▶ **Exercise aim**
For every entry, output the exact wording.

▶ **Records for this exercise**
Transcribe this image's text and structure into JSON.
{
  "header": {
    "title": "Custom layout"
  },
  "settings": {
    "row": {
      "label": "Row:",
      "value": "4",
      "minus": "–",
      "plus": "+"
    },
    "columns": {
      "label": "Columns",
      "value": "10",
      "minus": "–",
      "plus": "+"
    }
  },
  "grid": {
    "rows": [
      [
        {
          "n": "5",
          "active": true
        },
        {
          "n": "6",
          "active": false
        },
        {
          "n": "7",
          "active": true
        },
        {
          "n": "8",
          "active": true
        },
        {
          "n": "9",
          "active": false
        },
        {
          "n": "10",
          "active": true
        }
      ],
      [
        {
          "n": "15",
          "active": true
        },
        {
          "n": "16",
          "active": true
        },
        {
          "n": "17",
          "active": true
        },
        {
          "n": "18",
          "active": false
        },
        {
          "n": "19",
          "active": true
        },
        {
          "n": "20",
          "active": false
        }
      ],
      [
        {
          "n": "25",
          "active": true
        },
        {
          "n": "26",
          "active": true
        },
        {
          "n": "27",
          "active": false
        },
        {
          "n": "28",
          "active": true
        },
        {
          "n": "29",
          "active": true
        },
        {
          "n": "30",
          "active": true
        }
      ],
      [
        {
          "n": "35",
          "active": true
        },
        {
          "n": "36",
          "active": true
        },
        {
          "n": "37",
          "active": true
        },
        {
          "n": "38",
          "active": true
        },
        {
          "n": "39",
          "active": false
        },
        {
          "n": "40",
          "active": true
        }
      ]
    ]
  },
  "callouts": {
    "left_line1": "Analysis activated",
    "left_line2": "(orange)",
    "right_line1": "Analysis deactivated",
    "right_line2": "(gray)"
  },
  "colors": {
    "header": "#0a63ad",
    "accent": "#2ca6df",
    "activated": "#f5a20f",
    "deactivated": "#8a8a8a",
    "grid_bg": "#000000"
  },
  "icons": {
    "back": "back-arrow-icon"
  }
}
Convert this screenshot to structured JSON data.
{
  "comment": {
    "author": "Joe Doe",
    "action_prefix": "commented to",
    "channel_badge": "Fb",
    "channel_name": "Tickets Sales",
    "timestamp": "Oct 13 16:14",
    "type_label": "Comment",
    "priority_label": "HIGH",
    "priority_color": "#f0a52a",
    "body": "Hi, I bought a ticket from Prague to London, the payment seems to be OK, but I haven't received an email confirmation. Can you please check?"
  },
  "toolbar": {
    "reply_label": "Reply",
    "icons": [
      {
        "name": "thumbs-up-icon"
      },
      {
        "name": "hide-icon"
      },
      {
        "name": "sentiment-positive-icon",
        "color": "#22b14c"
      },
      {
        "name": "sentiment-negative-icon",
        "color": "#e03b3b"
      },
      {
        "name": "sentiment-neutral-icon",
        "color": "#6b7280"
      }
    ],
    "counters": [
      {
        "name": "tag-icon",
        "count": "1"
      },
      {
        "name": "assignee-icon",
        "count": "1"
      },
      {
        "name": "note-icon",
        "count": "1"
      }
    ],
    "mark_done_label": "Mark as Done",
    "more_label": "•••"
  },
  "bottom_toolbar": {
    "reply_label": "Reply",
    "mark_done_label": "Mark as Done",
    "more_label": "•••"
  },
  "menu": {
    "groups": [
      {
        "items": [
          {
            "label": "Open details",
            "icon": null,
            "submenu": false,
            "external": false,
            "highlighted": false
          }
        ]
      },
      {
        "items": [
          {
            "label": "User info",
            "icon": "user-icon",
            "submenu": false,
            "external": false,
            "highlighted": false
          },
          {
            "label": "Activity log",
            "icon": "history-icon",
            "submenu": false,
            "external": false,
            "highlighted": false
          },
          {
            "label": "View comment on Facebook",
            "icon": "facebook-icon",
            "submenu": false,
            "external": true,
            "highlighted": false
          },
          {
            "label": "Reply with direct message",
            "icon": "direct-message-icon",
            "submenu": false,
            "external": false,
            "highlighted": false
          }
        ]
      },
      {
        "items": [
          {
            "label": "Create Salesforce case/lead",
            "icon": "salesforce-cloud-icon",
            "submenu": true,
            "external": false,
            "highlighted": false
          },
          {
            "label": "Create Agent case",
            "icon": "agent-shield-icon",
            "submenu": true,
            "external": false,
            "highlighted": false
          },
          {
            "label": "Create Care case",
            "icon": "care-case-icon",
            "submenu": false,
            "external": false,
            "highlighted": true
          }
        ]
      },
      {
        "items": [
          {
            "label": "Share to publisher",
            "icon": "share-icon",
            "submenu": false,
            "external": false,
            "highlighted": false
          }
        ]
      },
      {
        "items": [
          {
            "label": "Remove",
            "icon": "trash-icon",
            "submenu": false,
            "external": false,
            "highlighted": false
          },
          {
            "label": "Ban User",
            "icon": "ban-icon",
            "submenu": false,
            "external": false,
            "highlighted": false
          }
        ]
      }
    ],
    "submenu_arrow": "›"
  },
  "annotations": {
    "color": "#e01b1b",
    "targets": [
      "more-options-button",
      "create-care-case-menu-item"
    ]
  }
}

▶ **Answer space**
Transcribe this image's text and structure into JSON.
{
  "header": {
    "title": "Custom layout"
  },
  "settings": {
    "row": {
      "label": "Row:",
      "value": "4",
      "minus": "–",
      "plus": "+"
    },
    "columns": {
      "label": "Columns",
      "value": "10",
      "minus": "–",
      "plus": "+"
    }
  },
  "grid": {
    "rows": [
      [
        {
          "n": "5",
          "active": true
        },
        {
          "n": "6",
          "active": false
        },
        {
          "n": "7",
          "active": true
        },
        {
          "n": "8",
          "active": true
        },
        {
          "n": "9",
          "active": false
        },
        {
          "n": "10",
          "active": true
        }
      ],
      [
        {
          "n": "15",
          "active": true
        },
        {
          "n": "16",
          "active": true
        },
        {
          "n": "17",
          "active": true
        },
        {
          "n": "18",
          "active": false
        },
        {
          "n": "19",
          "active": true
        },
        {
          "n": "20",
          "active": false
        }
      ],
      [
        {
          "n": "25",
          "active": true
        },
        {
          "n": "26",
          "active": true
        },
        {
          "n": "27",
          "active": false
        },
        {
          "n": "28",
          "active": true
        },
        {
          "n": "29",
          "active": true
        },
        {
          "n": "30",
          "active": true
        }
      ],
      [
        {
          "n": "35",
          "active": true
        },
        {
          "n": "36",
          "active": true
        },
        {
          "n": "37",
          "active": true
        },
        {
          "n": "38",
          "active": true
        },
        {
          "n": "39",
          "active": false
        },
        {
          "n": "40",
          "active": true
        }
      ]
    ]
  },
  "callouts": {
    "left_line1": "Analysis activated",
    "left_line2": "(orange)",
    "right_line1": "Analysis deactivated",
    "right_line2": "(gray)"
  },
  "colors": {
    "header": "#0a63ad",
    "accent": "#2ca6df",
    "activated": "#f5a20f",
    "deactivated": "#8a8a8a",
    "grid_bg": "#000000"
  },
  "icons": {
    "back": "back-arrow-icon"
  }
}
Convert this screenshot to structured JSON data.
{
  "comment": {
    "author": "Joe Doe",
    "action_prefix": "commented to",
    "channel_badge": "Fb",
    "channel_name": "Tickets Sales",
    "timestamp": "Oct 13 16:14",
    "type_label": "Comment",
    "priority_label": "HIGH",
    "priority_color": "#f0a52a",
    "body": "Hi, I bought a ticket from Prague to London, the payment seems to be OK, but I haven't received an email confirmation. Can you please check?"
  },
  "toolbar": {
    "reply_label": "Reply",
    "icons": [
      {
        "name": "thumbs-up-icon"
      },
      {
        "name": "hide-icon"
      },
      {
        "name": "sentiment-positive-icon",
        "color": "#22b14c"
      },
      {
        "name": "sentiment-negative-icon",
        "color": "#e03b3b"
      },
      {
        "name": "sentiment-neutral-icon",
        "color": "#6b7280"
      }
    ],
    "counters": [
      {
        "name": "tag-icon",
        "count": "1"
      },
      {
        "name": "assignee-icon",
        "count": "1"
      },
      {
        "name": "note-icon",
        "count": "1"
      }
    ],
    "mark_done_label": "Mark as Done",
    "more_label": "•••"
  },
  "bottom_toolbar": {
    "reply_label": "Reply",
    "mark_done_label": "Mark as Done",
    "more_label": "•••"
  },
  "menu": {
    "groups": [
      {
        "items": [
          {
            "label": "Open details",
            "icon": null,
            "submenu": false,
            "external": false,
            "highlighted": false
          }
        ]
      },
      {
        "items": [
          {
            "label": "User info",
            "icon": "user-icon",
            "submenu": false,
            "external": false,
            "highlighted": false
          },
          {
            "label": "Activity log",
            "icon": "history-icon",
            "submenu": false,
            "external": false,
            "highlighted": false
          },
          {
            "label": "View comment on Facebook",
            "icon": "facebook-icon",
            "submenu": false,
            "external": true,
            "highlighted": false
          },
          {
            "label": "Reply with direct message",
            "icon": "direct-message-icon",
            "submenu": false,
            "external": false,
            "highlighted": false
          }
        ]
      },
      {
        "items": [
          {
            "label": "Create Salesforce case/lead",
            "icon": "salesforce-cloud-icon",
            "submenu": true,
            "external": false,
            "highlighted": false
          },
          {
            "label": "Create Agent case",
            "icon": "agent-shield-icon",
            "submenu": true,
            "external": false,
            "highlighted": false
          },
          {
            "label": "Create Care case",
            "icon": "care-case-icon",
            "submenu": false,
            "external": false,
            "highlighted": true
          }
        ]
      },
      {
        "items": [
          {
            "label": "Share to publisher",
            "icon": "share-icon",
            "submenu": false,
            "external": false,
            "highlighted": false
          }
        ]
      },
      {
        "items": [
          {
            "label": "Remove",
            "icon": "trash-icon",
            "submenu": false,
            "external": false,
            "highlighted": false
          },
          {
            "label": "Ban User",
            "icon": "ban-icon",
            "submenu": false,
            "external": false,
            "highlighted": false
          }
        ]
      }
    ],
    "submenu_arrow": "›"
  },
  "annotations": {
    "color": "#e01b1b",
    "targets": [
      "more-options-button",
      "create-care-case-menu-item"
    ]
  }
}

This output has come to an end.